- [Provided information]

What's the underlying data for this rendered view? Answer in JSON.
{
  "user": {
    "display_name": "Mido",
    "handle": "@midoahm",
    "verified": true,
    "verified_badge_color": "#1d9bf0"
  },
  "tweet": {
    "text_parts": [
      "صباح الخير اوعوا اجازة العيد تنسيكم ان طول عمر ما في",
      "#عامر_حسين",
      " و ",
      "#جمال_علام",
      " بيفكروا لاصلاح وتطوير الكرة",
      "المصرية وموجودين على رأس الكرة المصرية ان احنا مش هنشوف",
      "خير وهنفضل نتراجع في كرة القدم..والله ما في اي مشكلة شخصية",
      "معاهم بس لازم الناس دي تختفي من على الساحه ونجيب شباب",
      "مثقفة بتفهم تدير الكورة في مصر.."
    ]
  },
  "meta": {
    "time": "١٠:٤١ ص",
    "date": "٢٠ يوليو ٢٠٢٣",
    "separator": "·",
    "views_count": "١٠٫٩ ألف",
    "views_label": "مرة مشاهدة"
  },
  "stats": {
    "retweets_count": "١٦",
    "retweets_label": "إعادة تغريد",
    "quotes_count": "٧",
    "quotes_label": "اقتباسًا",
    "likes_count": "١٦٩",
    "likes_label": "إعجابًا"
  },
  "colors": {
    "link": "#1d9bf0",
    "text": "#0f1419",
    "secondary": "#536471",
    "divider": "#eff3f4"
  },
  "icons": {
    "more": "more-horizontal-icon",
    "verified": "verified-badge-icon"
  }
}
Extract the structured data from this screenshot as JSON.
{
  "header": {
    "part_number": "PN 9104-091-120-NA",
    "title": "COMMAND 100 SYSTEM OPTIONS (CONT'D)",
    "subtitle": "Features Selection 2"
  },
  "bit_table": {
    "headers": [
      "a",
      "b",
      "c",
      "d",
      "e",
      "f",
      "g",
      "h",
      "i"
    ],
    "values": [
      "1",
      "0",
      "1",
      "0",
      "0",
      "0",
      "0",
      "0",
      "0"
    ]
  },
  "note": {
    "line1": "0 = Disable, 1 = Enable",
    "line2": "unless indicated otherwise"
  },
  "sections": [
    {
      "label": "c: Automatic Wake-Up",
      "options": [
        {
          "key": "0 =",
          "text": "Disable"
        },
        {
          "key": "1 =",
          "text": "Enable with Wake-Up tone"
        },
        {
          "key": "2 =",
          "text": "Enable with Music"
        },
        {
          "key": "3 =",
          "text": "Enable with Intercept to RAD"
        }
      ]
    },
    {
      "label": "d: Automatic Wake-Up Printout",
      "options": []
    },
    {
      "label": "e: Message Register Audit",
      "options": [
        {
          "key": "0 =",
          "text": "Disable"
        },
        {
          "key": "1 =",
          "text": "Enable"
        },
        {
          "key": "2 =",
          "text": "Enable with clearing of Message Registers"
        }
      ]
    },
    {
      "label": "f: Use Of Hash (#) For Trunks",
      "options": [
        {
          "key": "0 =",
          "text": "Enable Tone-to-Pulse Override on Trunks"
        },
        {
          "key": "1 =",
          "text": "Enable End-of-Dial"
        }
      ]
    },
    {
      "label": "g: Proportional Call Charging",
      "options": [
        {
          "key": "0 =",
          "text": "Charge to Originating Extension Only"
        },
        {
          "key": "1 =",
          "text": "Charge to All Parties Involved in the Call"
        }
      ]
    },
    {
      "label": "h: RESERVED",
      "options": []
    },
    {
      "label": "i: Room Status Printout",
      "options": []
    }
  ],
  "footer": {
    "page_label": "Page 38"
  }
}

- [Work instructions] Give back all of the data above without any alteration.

- [Written answer]
What's the underlying data for this rendered view? Answer in JSON.
{
  "user": {
    "display_name": "Mido",
    "handle": "@midoahm",
    "verified": true,
    "verified_badge_color": "#1d9bf0"
  },
  "tweet": {
    "text_parts": [
      "صباح الخير اوعوا اجازة العيد تنسيكم ان طول عمر ما في",
      "#عامر_حسين",
      " و ",
      "#جمال_علام",
      " بيفكروا لاصلاح وتطوير الكرة",
      "المصرية وموجودين على رأس الكرة المصرية ان احنا مش هنشوف",
      "خير وهنفضل نتراجع في كرة القدم..والله ما في اي مشكلة شخصية",
      "معاهم بس لازم الناس دي تختفي من على الساحه ونجيب شباب",
      "مثقفة بتفهم تدير الكورة في مصر.."
    ]
  },
  "meta": {
    "time": "١٠:٤١ ص",
    "date": "٢٠ يوليو ٢٠٢٣",
    "separator": "·",
    "views_count": "١٠٫٩ ألف",
    "views_label": "مرة مشاهدة"
  },
  "stats": {
    "retweets_count": "١٦",
    "retweets_label": "إعادة تغريد",
    "quotes_count": "٧",
    "quotes_label": "اقتباسًا",
    "likes_count": "١٦٩",
    "likes_label": "إعجابًا"
  },
  "colors": {
    "link": "#1d9bf0",
    "text": "#0f1419",
    "secondary": "#536471",
    "divider": "#eff3f4"
  },
  "icons": {
    "more": "more-horizontal-icon",
    "verified": "verified-badge-icon"
  }
}
Extract the structured data from this screenshot as JSON.
{
  "header": {
    "part_number": "PN 9104-091-120-NA",
    "title": "COMMAND 100 SYSTEM OPTIONS (CONT'D)",
    "subtitle": "Features Selection 2"
  },
  "bit_table": {
    "headers": [
      "a",
      "b",
      "c",
      "d",
      "e",
      "f",
      "g",
      "h",
      "i"
    ],
    "values": [
      "1",
      "0",
      "1",
      "0",
      "0",
      "0",
      "0",
      "0",
      "0"
    ]
  },
  "note": {
    "line1": "0 = Disable, 1 = Enable",
    "line2": "unless indicated otherwise"
  },
  "sections": [
    {
      "label": "c: Automatic Wake-Up",
      "options": [
        {
          "key": "0 =",
          "text": "Disable"
        },
        {
          "key": "1 =",
          "text": "Enable with Wake-Up tone"
        },
        {
          "key": "2 =",
          "text": "Enable with Music"
        },
        {
          "key": "3 =",
          "text": "Enable with Intercept to RAD"
        }
      ]
    },
    {
      "label": "d: Automatic Wake-Up Printout",
      "options": []
    },
    {
      "label": "e: Message Register Audit",
      "options": [
        {
          "key": "0 =",
          "text": "Disable"
        },
        {
          "key": "1 =",
          "text": "Enable"
        },
        {
          "key": "2 =",
          "text": "Enable with clearing of Message Registers"
        }
      ]
    },
    {
      "label": "f: Use Of Hash (#) For Trunks",
      "options": [
        {
          "key": "0 =",
          "text": "Enable Tone-to-Pulse Override on Trunks"
        },
        {
          "key": "1 =",
          "text": "Enable End-of-Dial"
        }
      ]
    },
    {
      "label": "g: Proportional Call Charging",
      "options": [
        {
          "key": "0 =",
          "text": "Charge to Originating Extension Only"
        },
        {
          "key": "1 =",
          "text": "Charge to All Parties Involved in the Call"
        }
      ]
    },
    {
      "label": "h: RESERVED",
      "options": []
    },
    {
      "label": "i: Room Status Printout",
      "options": []
    }
  ],
  "footer": {
    "page_label": "Page 38"
  }
}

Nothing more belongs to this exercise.